If you are seeking a St. Patrick's Day sipper or an easy green drink that is both refreshing and intriguing, check out the Irish tea party cocktail. If you didn't use the absinthe, a Jameson Irish whiskey and green tea mix is great on its own, and a nice alternative to similar drinks such as the Jameson and ginger (without the carbonation). Yet, sometimes it is the little things that make a world of difference—it is the absinthe rinse that transforms this cocktail into something special. This recipe comes to us from Jameson Irish Whiskey.
- Pour the absinthe into a rocks glass and tilt the glass, rotating it, to coat the inside of the glass with the absinthe. Tip the glass to allow the absinthe to reach the rim of the glass, continuing to swirl. Once the glass is completely coated, pour out the remaining absinthe.
- Add ice to the glass.

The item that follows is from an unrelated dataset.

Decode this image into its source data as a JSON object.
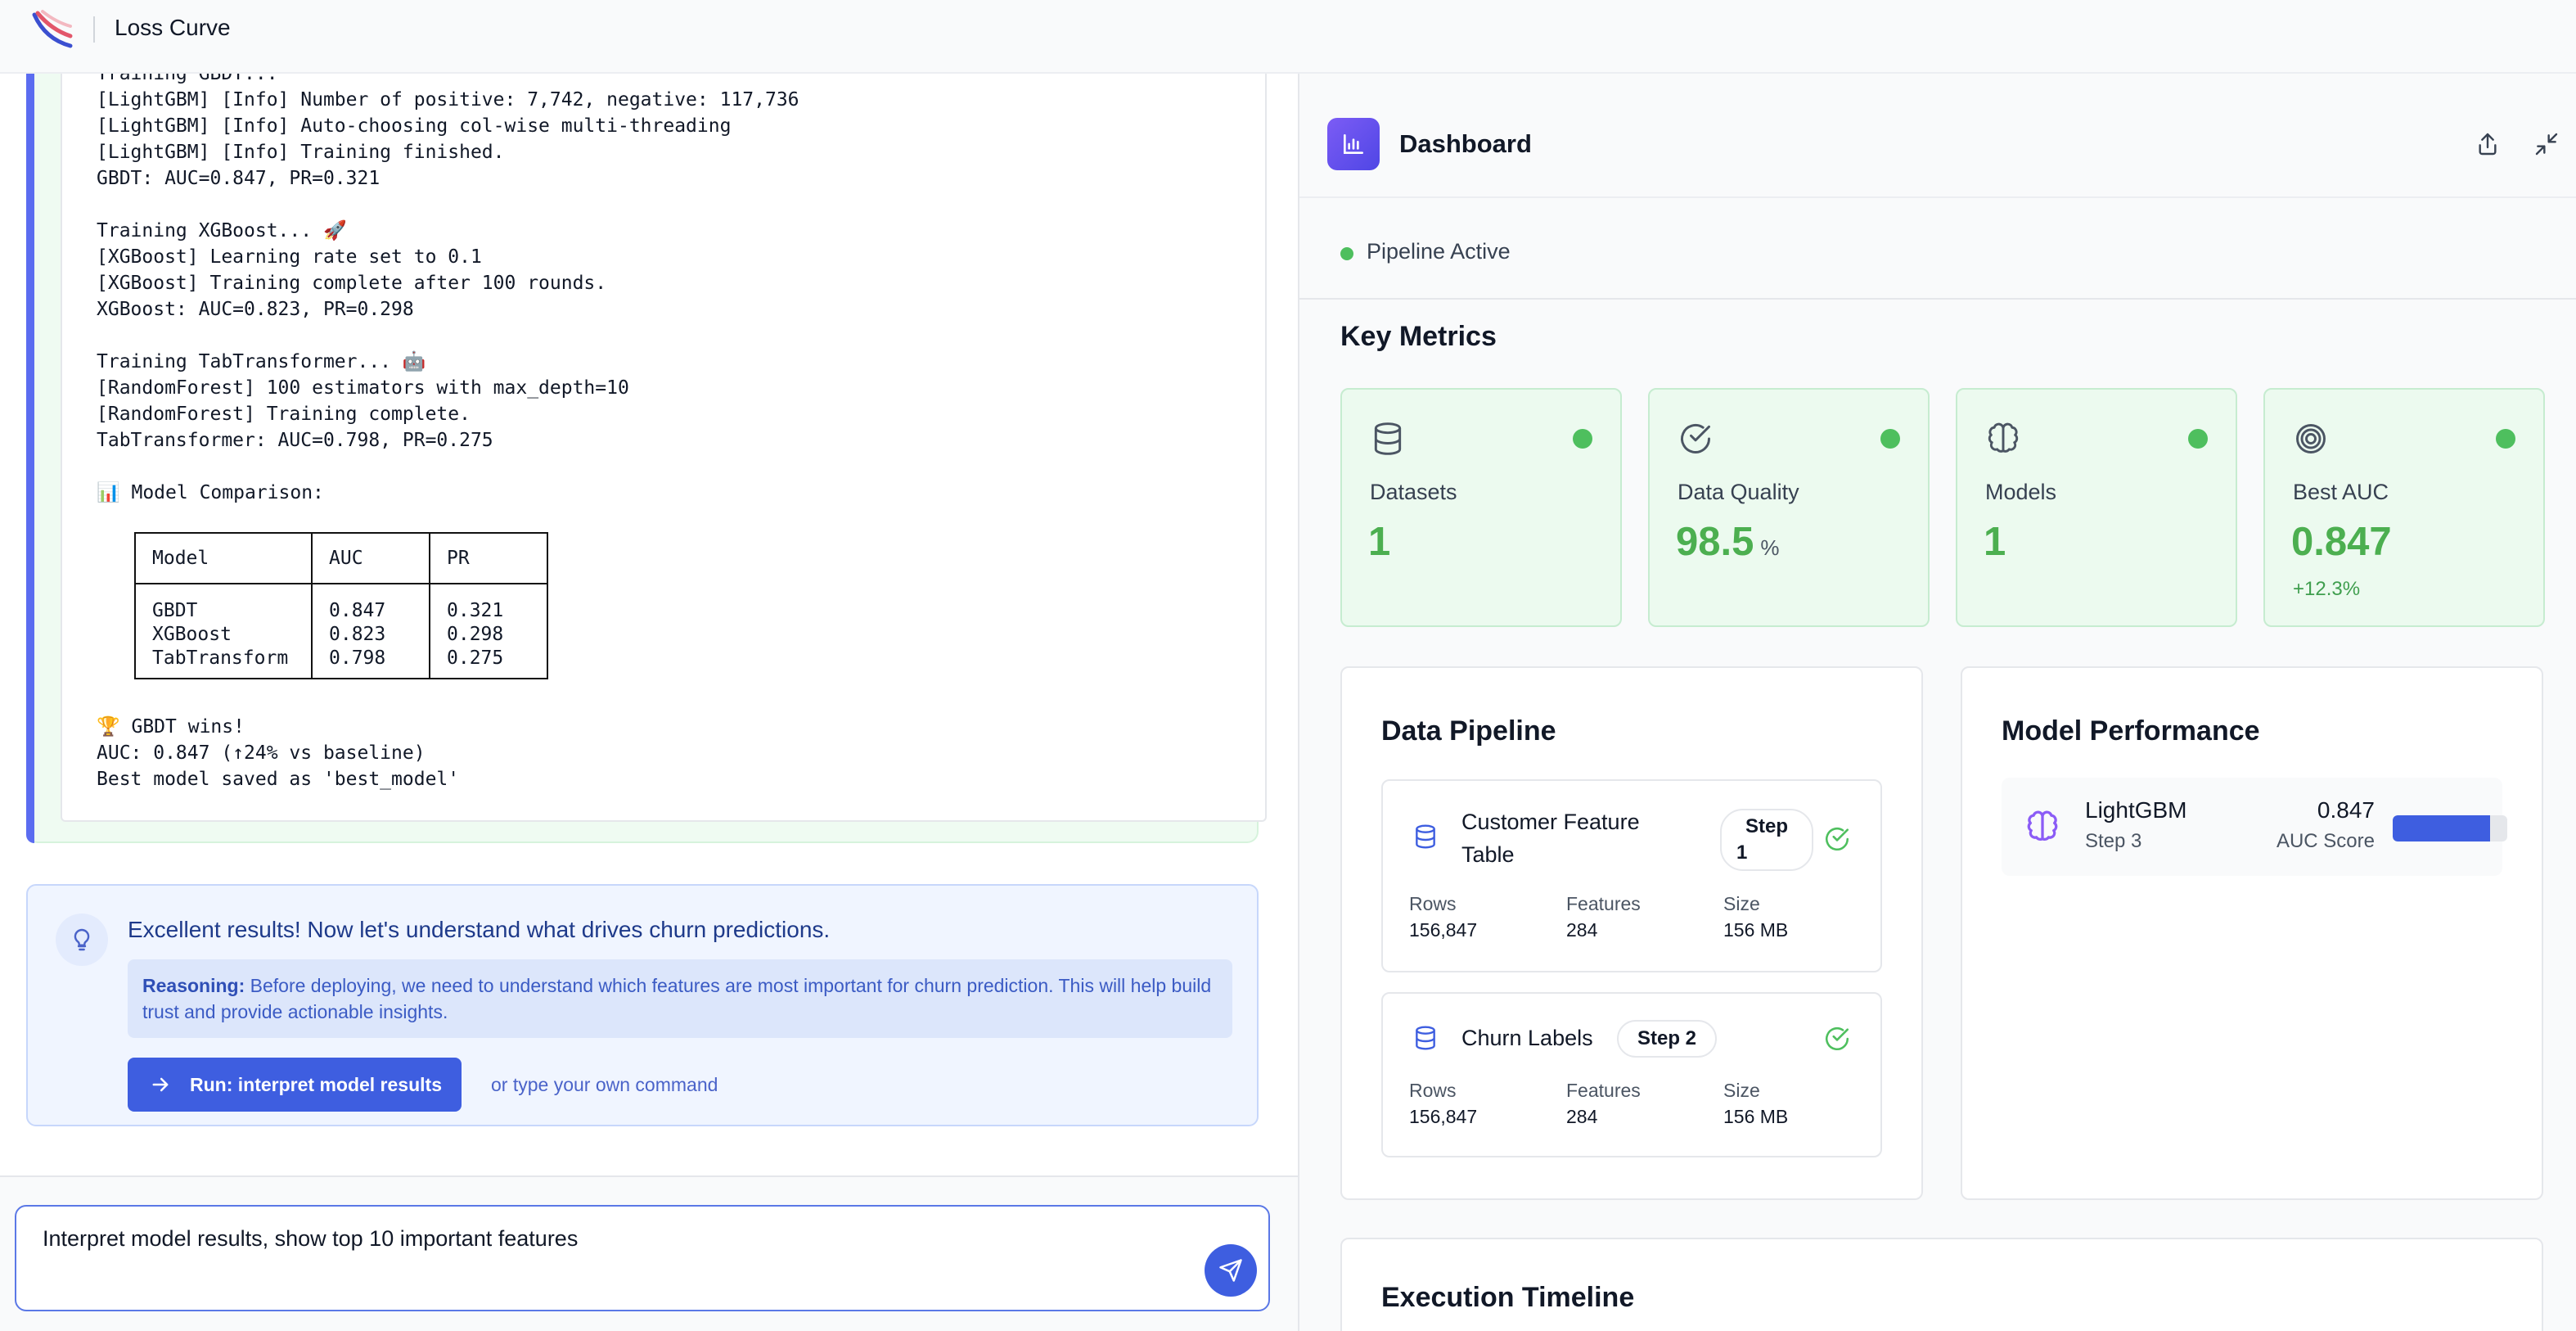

- Pour the Jameson Irish whiskey over the ice.
- Add the green tea and garnish with a lime slice.
The Purpose of a Rinse
The point of a rinse in a cocktail recipe is to impart the cocktail with the flavor of a strong spirit without overwhelming the drink with that liquor's intense flavor.
The small amount of alcohol that has been used as a rinse will leave its characteristic taste inside the glass but won't have a major effect on the flavor of the finished recipe.
In this drink, despite the fact that the absinthe is just a little rinse, Pernod is a 136-proof spirit so you can't ignore it when estimating the alcohol content of the Irish tea party cocktail. However, it is still insignificant and this drink remains relatively mild, weighing in at right around 10 percent ABV (20 proof). In this case, the absinthe is included for taste, not potency.
Absinthe has a natural green color, lending it the nickname of the green fairy. It is flavored by herbs, traditionally grande wormwood, green anise, and florence fennel. Pernod Fils was one of the original distillers of absinthe until the drink was banned in France in 1914. Absinthe was being produced cheaply and its overconsumption became the target of social reformers. They exaggerated the effects of wormwood, one of the herbs used in absinthe, which has some mild psychoactive properties. There followed bans in many countries. Starting in the 1990s there was a resurgence in interest in absinthe in the United Kingdom, where it had never been formally banned. Bans were overturned in many countries in the following years. Artisanal distillers now produce it in the U.S. as well.